Communist Party’s 20th Congress: Xi sends supportive message to domestic IT, AI, and new energy sectors
- Xi called on his country to catch up in important economic areas for ‘developmental security’
- Chinese leader also called for an acceleration of moves to integrate ‘real’ and ‘digital’ areas of the economy
Amid escalating technology tensions between China and the US, Chinese President Xi Jinping has sent a supportive message to the country’s information technology, artificial intelligence (AI) and new energy sectors, labelling them as the new “engines” of future growth.
In a 72-page document forming the basis for Xi’s speech to the 20th Party Congress on Sunday, Xi said that China must promote integrated development of “strategic emerging industries” and grow “a new group of growth engines” that also include biotech, new materials, advanced equipment and green products.
While the Chinese leader did not elaborate on specific supportive policies, Xi said China is still on course to promote “new types of industrialisation” and to become a powerful country in “manufacturing, high-quality goods, space exploration, transport, cyberspace and digitalisation”.
The supportive message came at a time when Washington is ratcheting up its efforts to contain China’s technology development, with the Biden administration rolling out new regulations earlier this month to limit China’s access to advanced chip technologies. While Xi did not mention the US or the tech war directly, Xi said China must catch up in areas concerning “developmental security”.
A number of Chinese stocks related to IT and AI surged on Monday following Xi’s speech. Talkweb, a software company, hit the daily ceiling of 10 per cent in Shenzhen, while HiteVision, a smart-screen maker, and JYD, a big data and AI firm based in Beijing, also hit daily limits among others.
HSBC economists Jing Liu and Erin Xin wrote in a note that China is set to double down on growing its local technology firms.
“As the old growth drivers gradually lose steam, productivity enhancement through innovation and continued advancement in technology development is the key for continued growth,” they wrote.
“Manufacturing upgrading will remain the focus … and increased policy support for core technology areas will help to push forward technology development.”

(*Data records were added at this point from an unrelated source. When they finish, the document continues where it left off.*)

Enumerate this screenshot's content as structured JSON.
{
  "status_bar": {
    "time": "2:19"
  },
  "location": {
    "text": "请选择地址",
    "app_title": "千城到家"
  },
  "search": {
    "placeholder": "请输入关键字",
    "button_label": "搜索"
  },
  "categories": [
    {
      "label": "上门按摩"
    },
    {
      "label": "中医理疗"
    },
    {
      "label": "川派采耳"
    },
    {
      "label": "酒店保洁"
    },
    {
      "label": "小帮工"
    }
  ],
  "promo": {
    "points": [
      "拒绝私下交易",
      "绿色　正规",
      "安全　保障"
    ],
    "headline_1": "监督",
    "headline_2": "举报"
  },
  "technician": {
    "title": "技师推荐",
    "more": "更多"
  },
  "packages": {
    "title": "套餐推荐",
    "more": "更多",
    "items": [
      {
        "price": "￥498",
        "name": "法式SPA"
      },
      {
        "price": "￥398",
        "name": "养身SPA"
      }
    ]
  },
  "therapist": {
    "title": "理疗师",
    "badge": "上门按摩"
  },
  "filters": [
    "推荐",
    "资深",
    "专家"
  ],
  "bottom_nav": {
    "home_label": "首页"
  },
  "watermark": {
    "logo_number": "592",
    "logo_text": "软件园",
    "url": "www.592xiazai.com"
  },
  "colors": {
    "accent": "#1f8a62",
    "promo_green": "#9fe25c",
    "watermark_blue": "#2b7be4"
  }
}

Xi also said that China will speed up its “digital economy” to promote the integration between “real” and “digital” sectors of the economy, and to build up a “digital economy cluster with international competitiveness”.

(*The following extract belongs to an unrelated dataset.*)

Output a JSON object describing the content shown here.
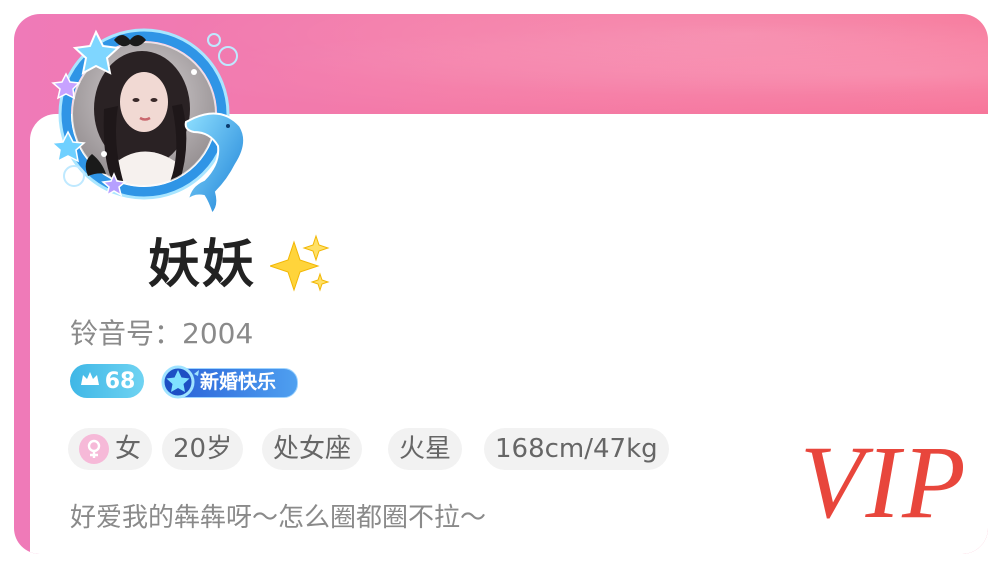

Li Chengdong, the Beijing-based founder of internet industry think tank Dolphin, said Xi’s message was a continuation of the Internet Plus policy that the Chinese government has been promoting since 2015, whereby internet technologies are promoted to improve efficiency in traditional businesses.

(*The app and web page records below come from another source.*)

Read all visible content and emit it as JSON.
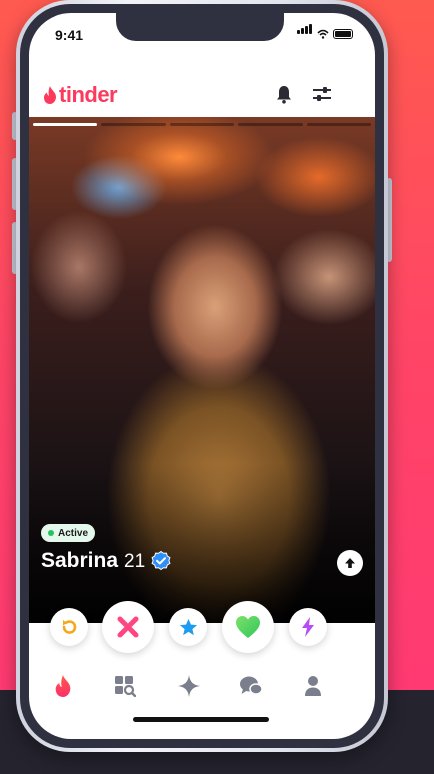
{
  "status": {
    "time": "9:41"
  },
  "header": {
    "logo_text": "tinder",
    "brand_color": "#fd3a5d"
  },
  "photo_progress": {
    "segments": 5,
    "active_index": 0
  },
  "profile": {
    "active_label": "Active",
    "name": "Sabrina",
    "age": "21",
    "verified": true
  },
  "actions": [
    {
      "icon": "rewind-icon",
      "color": "#f6a81b"
    },
    {
      "icon": "nope-x-icon",
      "color": "#ff4680"
    },
    {
      "icon": "super-like-star-icon",
      "color": "#1e9cf0"
    },
    {
      "icon": "like-heart-icon",
      "color": "#4ed65c"
    },
    {
      "icon": "boost-lightning-icon",
      "color": "#b54cf5"
    }
  ],
  "tabs": [
    {
      "icon": "flame-icon",
      "selected": true
    },
    {
      "icon": "explore-icon",
      "selected": false
    },
    {
      "icon": "sparkle-icon",
      "selected": false
    },
    {
      "icon": "chat-icon",
      "selected": false
    },
    {
      "icon": "profile-icon",
      "selected": false
    }
  ]
}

“The important point is, there was no mention of containing capital or the expansion of internet platforms [in Xi’s speech],” Li added. “This is the most positive signal.”
Barclays economists Jian Chang and Yingke Zhou wrote in a research note that the message of “tech self-reliance and domestic focus” in Xi’s key report “reflects the urgency felt by the Chinese leadership to improve economic resilience”.